◆ What is required: Could you copy every line of the data that contains the word "yang"?

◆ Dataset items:
++++++
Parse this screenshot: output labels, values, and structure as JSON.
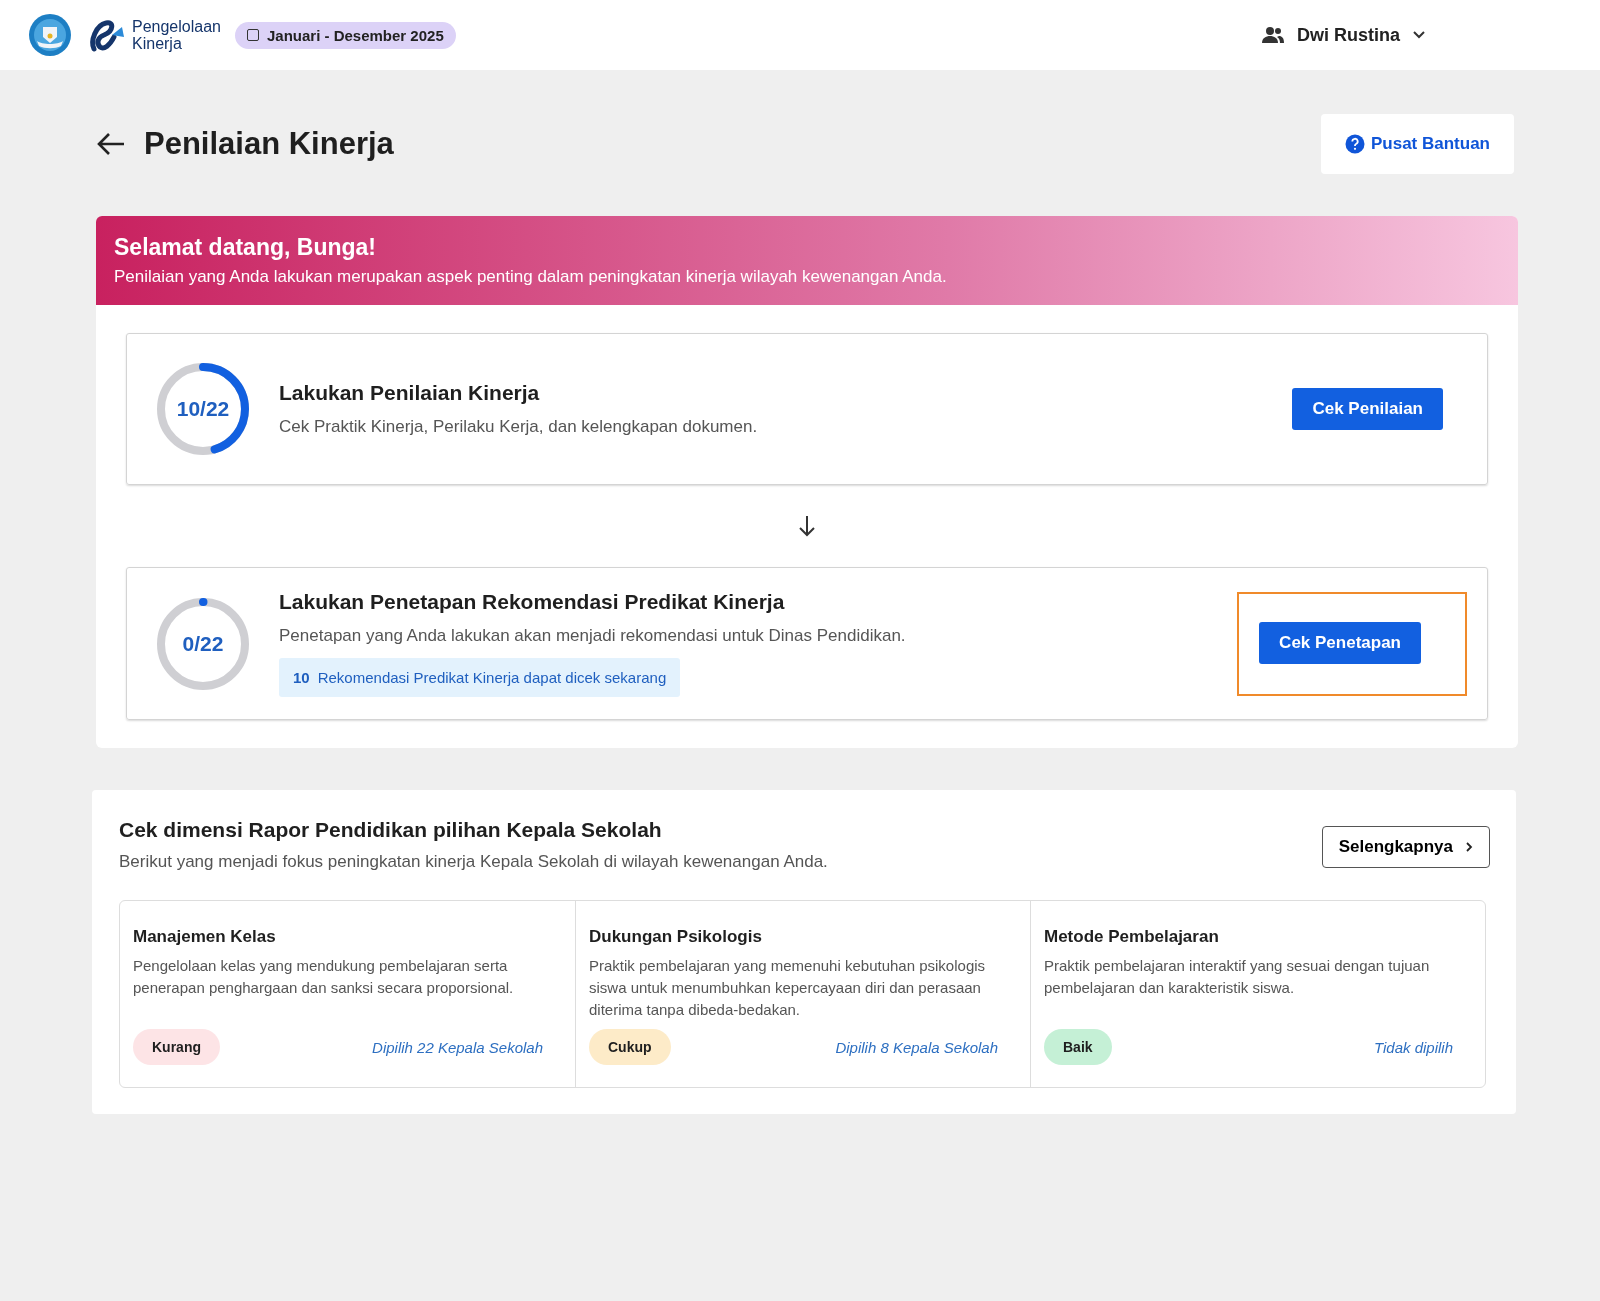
{
  "header": {
    "app_name_line1": "Pengelolaan",
    "app_name_line2": "Kinerja",
    "period": "Januari - Desember 2025",
    "user_name": "Dwi Rustina"
  },
  "page": {
    "title": "Penilaian Kinerja",
    "help_button": "Pusat Bantuan"
  },
  "welcome": {
    "title": "Selamat datang, Bunga!",
    "subtitle": "Penilaian yang Anda lakukan merupakan aspek penting dalam peningkatan kinerja wilayah kewenangan Anda."
  },
  "steps": [
    {
      "progress": "10/22",
      "level": 0.4545,
      "title": "Lakukan Penilaian Kinerja",
      "description": "Cek Praktik Kinerja, Perilaku Kerja, dan kelengkapan dokumen.",
      "button": "Cek Penilaian",
      "highlighted": false
    },
    {
      "progress": "0/22",
      "level": 0,
      "title": "Lakukan Penetapan Rekomendasi Predikat Kinerja",
      "description": "Penetapan yang Anda lakukan akan menjadi rekomendasi untuk Dinas Pendidikan.",
      "notice_count": "10",
      "notice_text": "Rekomendasi Predikat Kinerja dapat dicek sekarang",
      "button": "Cek Penetapan",
      "highlighted": true
    }
  ],
  "dimensions": {
    "title": "Cek dimensi Rapor Pendidikan pilihan Kepala Sekolah",
    "subtitle": "Berikut yang menjadi fokus peningkatan kinerja Kepala Sekolah di wilayah kewenangan Anda.",
    "more_button": "Selengkapnya",
    "items": [
      {
        "title": "Manajemen Kelas",
        "description": "Pengelolaan kelas yang mendukung pembelajaran serta penerapan penghargaan dan sanksi secara proporsional.",
        "tag": "Kurang",
        "color": "#fde4e6",
        "chosen": "Dipilih 22 Kepala Sekolah"
      },
      {
        "title": "Dukungan Psikologis",
        "description": "Praktik pembelajaran yang memenuhi kebutuhan psikologis siswa untuk menumbuhkan kepercayaan diri dan perasaan diterima tanpa dibeda-bedakan.",
        "tag": "Cukup",
        "color": "#fdebc8",
        "chosen": "Dipilih 8 Kepala Sekolah"
      },
      {
        "title": "Metode Pembelajaran",
        "description": "Praktik pembelajaran interaktif yang sesuai dengan tujuan pembelajaran dan karakteristik siswa.",
        "tag": "Baik",
        "color": "#c5f0d6",
        "chosen": "Tidak dipilih"
      }
    ]
  }
}
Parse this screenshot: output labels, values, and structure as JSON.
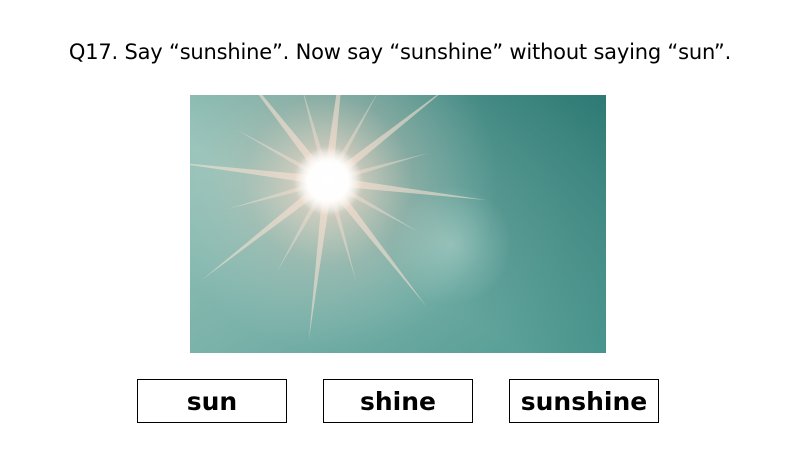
{
  "question": {
    "text": "Q17. Say “sunshine”. Now say “sunshine” without saying “sun”."
  },
  "image": {
    "subject": "sun-in-sky",
    "colors": {
      "sky_light": "#8dbdb4",
      "sky_dark": "#2f7f78",
      "sun_core": "#ffffff",
      "ray": "#ffd9c4"
    }
  },
  "choices": [
    {
      "label": "sun"
    },
    {
      "label": "shine"
    },
    {
      "label": "sunshine"
    }
  ]
}
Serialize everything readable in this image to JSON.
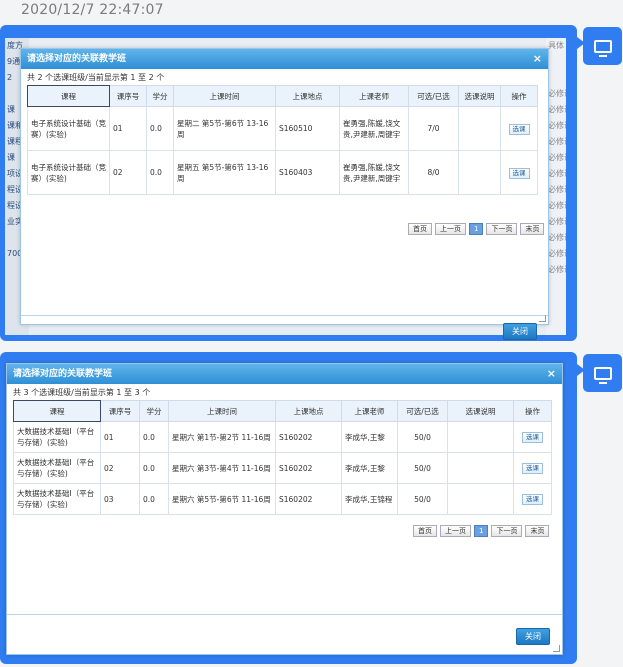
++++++
◆ Answer to this exercise:
    "subtitle": "Penilaian yang Anda lakukan merupakan aspek penting dalam peningkatan kinerja wilayah kewenangan Anda."
      "description": "Penetapan yang Anda lakukan akan menjadi rekomendasi untuk Dinas Pendidikan.",
    "subtitle": "Berikut yang menjadi fokus peningkatan kinerja Kepala Sekolah di wilayah kewenangan Anda.",
        "description": "Pengelolaan kelas yang mendukung pembelajaran serta penerapan penghargaan dan sanksi secara proporsional.",
        "description": "Praktik pembelajaran yang memenuhi kebutuhan psikologis siswa untuk menumbuhkan kepercayaan diri dan perasaan diterima tanpa dibeda-bedakan.",
        "description": "Praktik pembelajaran interaktif yang sesuai dengan tujuan pembelajaran dan karakteristik siswa.",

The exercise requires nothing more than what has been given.